Exactly three years ago during October’s Breast Cancer Awareness month, I wrote a News-Sentinel column titled “Have We Become Excessively Pink?” In my article, I listed my credentials, if you will, as an anti-pink advocate.
My mother, two of my sisters and numerous other relatives and friends have survived breast cancer. For several years, I served on Lodi’s local American Cancer Society board of directors. Like everyone else, I’m aware of breast cancer. Pink doesn’t motivate me to become more involved.
Back in 2010, my concern was that pink mania distracted from the serious issues in battling breast cancer. During the intervening years, the pink fad has expanded from National Football and Major League Baseball games to include college and high school athletic events. When they played the Washington State Cougars, the Oregon Ducks ludicrously wore pink helmets to match their pink cleats, socks, and gloves. And last week at my local high school’s football game, vendors were hawking pink items and having trouble keeping up with the demand.
My critics created the word “pinkwashing” to describe hypocritical corporations and retailers that feign concern about breast cancer but care more about profit.
I was deeply suspicious of the financial motives behind pink and wrote that the sums shared with the ACS “would be small compared to the profits reaped.” Remembering the now-famous line from “All the President’s Men,” spoken by Hal Holbrook playing the infamous “Deep Throat,” I wanted to “follow the money.”
As it turns out, my skepticism was valid. Cork Gaines, a Business Insider investigative journalist who earned a doctorate at Fordham University, confirmed my fears. Using data obtained from the NFL, Gaines found that only 8.01 percent of money spent on pink NFL merchandise goes to the ACS.
Here’s how Gaines breaks it down: For every dollar sold, the retailer gets 50 percent; the manufacturer, 37.5 percent; ACS research, 8.01 percent; ACS administration, 3.24 percent; and the NFL, 1.25 percent.
It’s safe to assume that the same distribution pattern exists wherever similar items are sold outside of the NFL. Pink is money in the bank for retailers and manufacturers; for others involved, the deal is not so sweet.
Even after considering the monetary distribution pattern, unanswered questions remain about where some of the money ultimately goes and who profits. The NFL’s online shop is the most popular place to buy pink, as well as at official team stores and stadiums. In those cases, the NFL and the individual franchises are also the retailer. Whether a portion of their 50 percent mark up on goods the NFL sells directly eventually goes to the ACS is unclear. My educated guess is that the NFL keeps most of the profit.

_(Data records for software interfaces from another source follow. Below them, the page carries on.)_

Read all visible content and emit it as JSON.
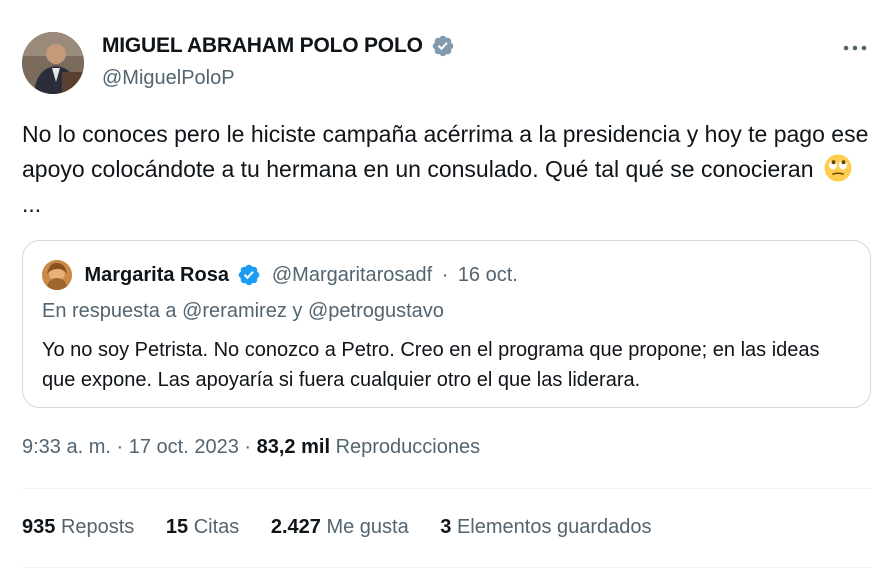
{
  "author": {
    "name": "MIGUEL ABRAHAM POLO POLO",
    "handle": "@MiguelPoloP"
  },
  "tweet": {
    "text": "No lo conoces pero le hiciste campaña acérrima a la presidencia y hoy te pago ese apoyo colocándote a tu hermana en un consulado. Qué tal qué se conocieran",
    "trailing": "...",
    "emoji": "face-with-rolling-eyes"
  },
  "quote": {
    "name": "Margarita Rosa",
    "handle": "@Margaritarosadf",
    "separator": "·",
    "date": "16 oct.",
    "reply_to": "En respuesta a @reramirez y @petrogustavo",
    "text": "Yo no soy Petrista. No conozco a Petro. Creo en el programa que propone; en las  ideas que expone.  Las apoyaría si fuera cualquier otro el que las liderara."
  },
  "meta": {
    "time": "9:33 a. m.",
    "date": "17 oct. 2023",
    "separator": "·",
    "views_count": "83,2 mil",
    "views_label": "Reproducciones"
  },
  "stats": [
    {
      "count": "935",
      "label": "Reposts"
    },
    {
      "count": "15",
      "label": "Citas"
    },
    {
      "count": "2.427",
      "label": "Me gusta"
    },
    {
      "count": "3",
      "label": "Elementos guardados"
    }
  ],
  "colors": {
    "verified_gray": "#829aab",
    "verified_blue": "#1d9bf0",
    "secondary_text": "#536471",
    "border": "#cfd9de"
  }
}
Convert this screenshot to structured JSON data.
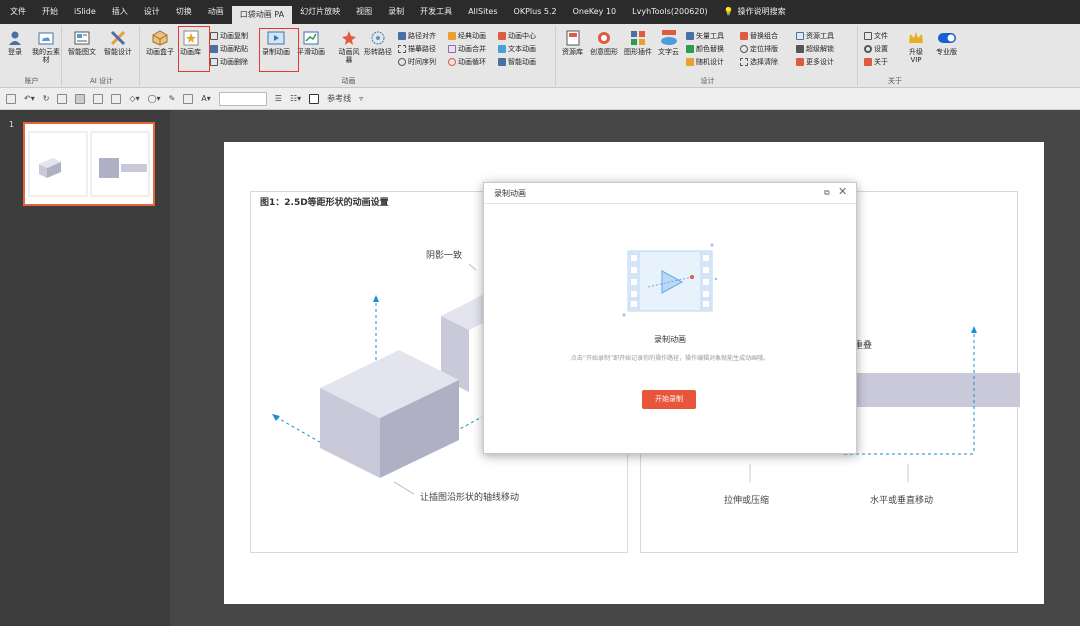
{
  "menubar": {
    "tabs": [
      "文件",
      "开始",
      "iSlide",
      "插入",
      "设计",
      "切换",
      "动画",
      "口袋动画 PA",
      "幻灯片放映",
      "视图",
      "录制",
      "开发工具",
      "AllSites",
      "OKPlus 5.2",
      "OneKey 10",
      "LvyhTools(200620)"
    ],
    "active_tab": "口袋动画 PA",
    "search_label": "操作说明搜索"
  },
  "ribbon": {
    "account": {
      "login": "登录",
      "my_assets": "我的云素材",
      "group": "账户"
    },
    "ai": {
      "smart_text": "智能图文",
      "smart_design": "智能设计",
      "group": "AI 设计"
    },
    "anim": {
      "box": "动画盒子",
      "library": "动画库",
      "copy": "动画复制",
      "paste": "动画粘贴",
      "delete": "动画删除",
      "record": "录制动画",
      "smooth": "平滑动画",
      "wind": "动画风暴",
      "shape_path": "形转路径",
      "path_align": "路径对齐",
      "trace_path": "描摹路径",
      "timeline": "时间序列",
      "classic": "经典动画",
      "merge": "动画合并",
      "loop": "动画循环",
      "center": "动画中心",
      "text_anim": "文本动画",
      "smart_anim": "智能动画",
      "group": "动画"
    },
    "design": {
      "resources": "资源库",
      "creative": "创意图形",
      "shape_plugin": "图形插件",
      "text_cloud": "文字云",
      "vector": "矢量工具",
      "recolor": "颜色替换",
      "random": "随机设计",
      "replace_group": "替换组合",
      "locate": "定位排版",
      "select_clear": "选择清除",
      "res_tool": "资源工具",
      "super_unlock": "超级解锁",
      "more": "更多设计",
      "group": "设计"
    },
    "about": {
      "file": "文件",
      "settings": "设置",
      "about": "关于",
      "upgrade": "升级VIP",
      "pro": "专业版",
      "group": "关于"
    }
  },
  "qat": {
    "ref_line": "参考线"
  },
  "thumbs": {
    "slide_number": "1"
  },
  "slide": {
    "title": "图1：2.5D等距形状的动画设置",
    "label_shadow": "阴影一致",
    "label_axis": "让插图沿形状的轴线移动",
    "label_overlap": "重叠",
    "label_stretch": "拉伸或压缩",
    "label_move": "水平或垂直移动"
  },
  "dialog": {
    "title": "录制动画",
    "heading": "录制动画",
    "description": "点击“开始录制”即开始记录你的操作路径，操作编辑对象就能生成动画哦。",
    "start_button": "开始录制"
  },
  "colors": {
    "accent": "#e8553a",
    "highlight": "#e23b2e",
    "dashed_line": "#1a8fd0",
    "box_front": "#c9c9d9",
    "box_top": "#e4e4ee",
    "box_side": "#b0b0c4"
  }
}
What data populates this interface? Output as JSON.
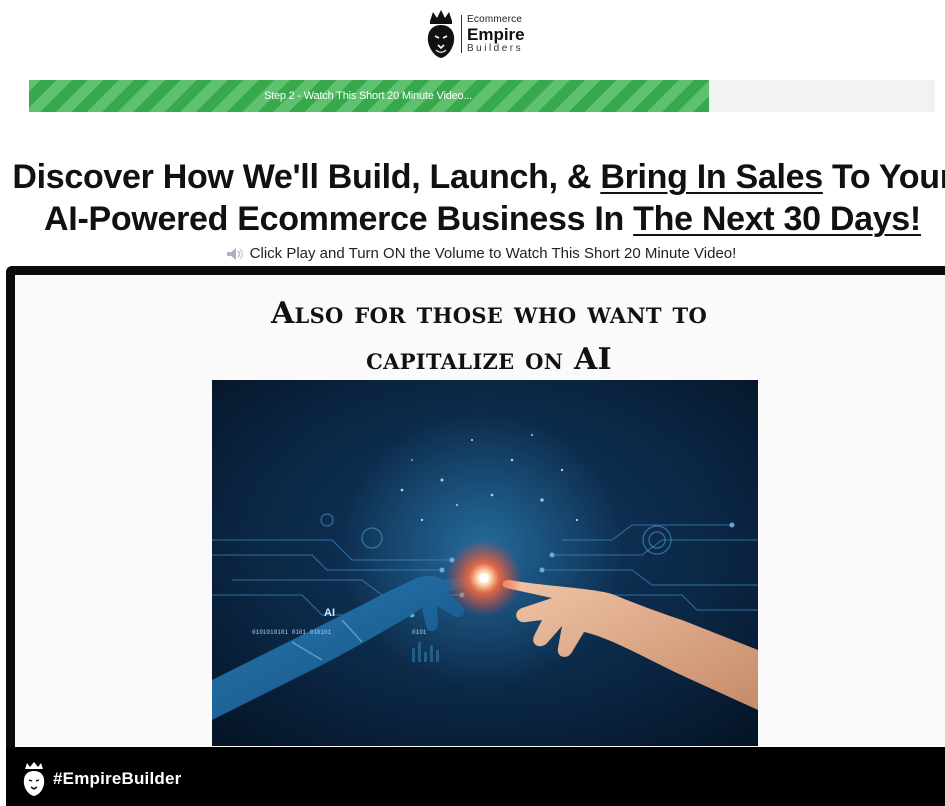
{
  "logo": {
    "line1": "Ecommerce",
    "line2": "Empire",
    "line3": "Builders",
    "icon": "crowned-lion-icon"
  },
  "progress": {
    "label": "Step 2 - Watch This Short 20 Minute Video...",
    "fraction": 0.75,
    "fill_color": "#38a84d",
    "stripe_color": "#5fc06f"
  },
  "headline": {
    "line1_pre": "Discover How We'll Build, Launch, & ",
    "line1_underlined": "Bring In Sales",
    "line1_post": " To Your",
    "line2_pre": "AI-Powered Ecommerce Business In ",
    "line2_underlined": "The Next 30 Days!"
  },
  "subline": {
    "icon": "speaker-volume-icon",
    "text": "Click Play and Turn ON the Volume to Watch This Short 20 Minute Video!"
  },
  "video": {
    "slide_title_line1": "Also for those who want to",
    "slide_title_line2": "capitalize on AI",
    "image_label": "AI",
    "image_bits_1": "0101010101 0101 010101",
    "image_bits_2": "0101",
    "brand_icon": "crowned-lion-icon",
    "brand_text": "#EmpireBuilder"
  }
}
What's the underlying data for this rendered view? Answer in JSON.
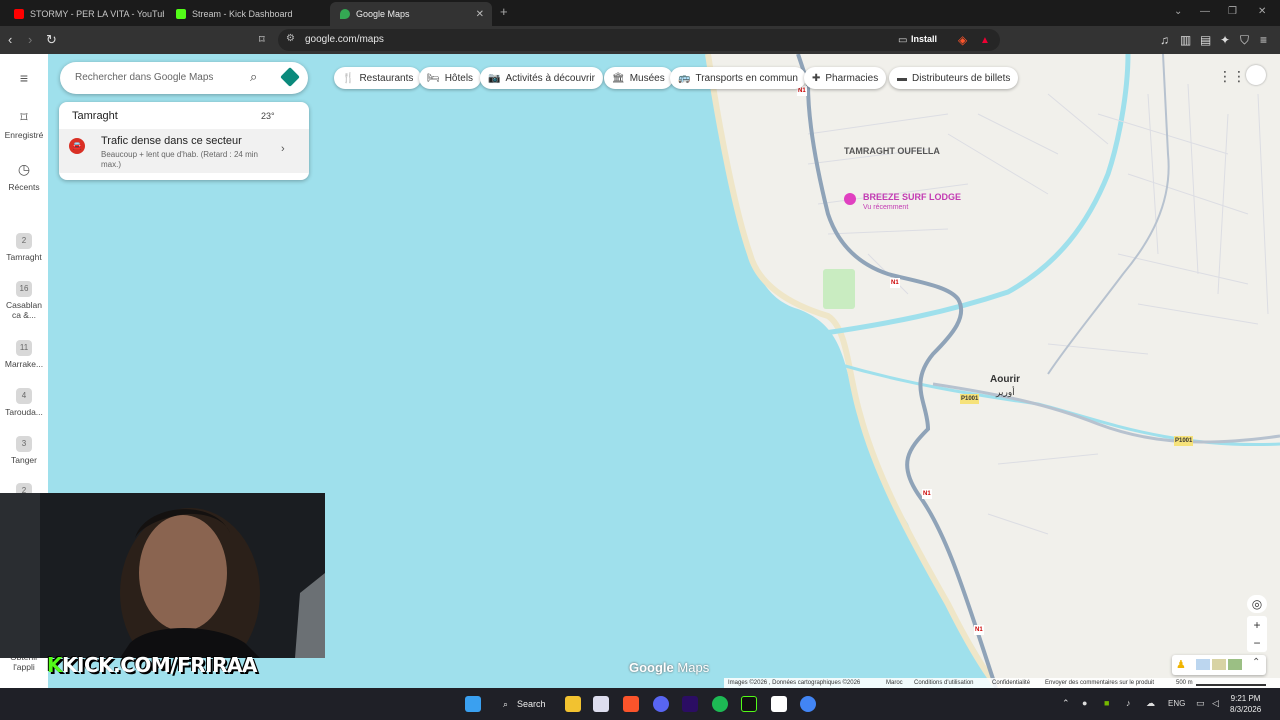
{
  "tabs": [
    {
      "title": "STORMY - PER LA VITA - YouTube",
      "icon": "youtube-icon",
      "color": "#ff0000"
    },
    {
      "title": "Stream - Kick Dashboard",
      "icon": "kick-icon",
      "color": "#53fc18"
    },
    {
      "title": "Google Maps",
      "icon": "google-maps-icon",
      "color": "#34a853"
    }
  ],
  "address": {
    "url": "google.com/maps",
    "install_label": "Install"
  },
  "rail": {
    "saved_label": "Enregistré",
    "recents_label": "Récents",
    "recent_places": [
      {
        "count": "2",
        "name": "Tamraght"
      },
      {
        "count": "16",
        "name": "Casablan ca &..."
      },
      {
        "count": "11",
        "name": "Marrake..."
      },
      {
        "count": "4",
        "name": "Tarouda..."
      },
      {
        "count": "3",
        "name": "Tanger"
      },
      {
        "count": "2",
        "name": ""
      }
    ],
    "get_app_label": "Obtenir l'appli"
  },
  "search": {
    "placeholder": "Rechercher dans Google Maps"
  },
  "categories": [
    {
      "label": "Restaurants",
      "icon": "fork-knife-icon"
    },
    {
      "label": "Hôtels",
      "icon": "bed-icon"
    },
    {
      "label": "Activités à découvrir",
      "icon": "camera-icon"
    },
    {
      "label": "Musées",
      "icon": "museum-icon"
    },
    {
      "label": "Transports en commun",
      "icon": "bus-icon"
    },
    {
      "label": "Pharmacies",
      "icon": "pharmacy-icon"
    },
    {
      "label": "Distributeurs de billets",
      "icon": "atm-icon"
    }
  ],
  "card": {
    "location": "Tamraght",
    "temperature": "23°",
    "traffic_title": "Trafic dense dans ce secteur",
    "traffic_detail": "Beaucoup + lent que d'hab. (Retard : 24 min max.)"
  },
  "map": {
    "places": [
      {
        "name": "TAMRAGHT OUFELLA"
      },
      {
        "name": "BREEZE SURF LODGE",
        "sub": "Vu récemment"
      },
      {
        "name": "Aourir",
        "alt": "أورير"
      }
    ],
    "road_labels": [
      "N1",
      "N1",
      "N1",
      "N1",
      "P1001",
      "P1001"
    ],
    "logo": {
      "brand": "Google",
      "product": "Maps"
    },
    "footer": {
      "imagery": "Images ©2026 , Données cartographiques ©2026",
      "country": "Maroc",
      "terms": "Conditions d'utilisation",
      "privacy": "Confidentialité",
      "feedback": "Envoyer des commentaires sur le produit",
      "scale": "500 m"
    }
  },
  "stream": {
    "overlay_prefix": "K",
    "overlay_text": "KICK.COM/FRIRAA"
  },
  "taskbar": {
    "search_label": "Search",
    "lang": "ENG",
    "time": "9:21 PM",
    "date": "8/3/2026"
  }
}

An opposing argument might be that the NFL isn’t obligated to do anything charitable on behalf of the ACS. Whatever funds the NFL raises is money the ACS wouldn’t otherwise have. Still, I can’t escape the feeling that retailers take advantage of sincere consumers who think that their purchases translate into a significant ACS contribution.
Readers who want to help the ACS should reject pink. Send a tax-deductible donation directly to the ACS. Remember: Even your $10 contribution would net $2 more for the ACS than if you bought a $100 pink pin.
Joe Guzzardi retired from the Lodi Unified School District in 2008. Contact him at email@example.com.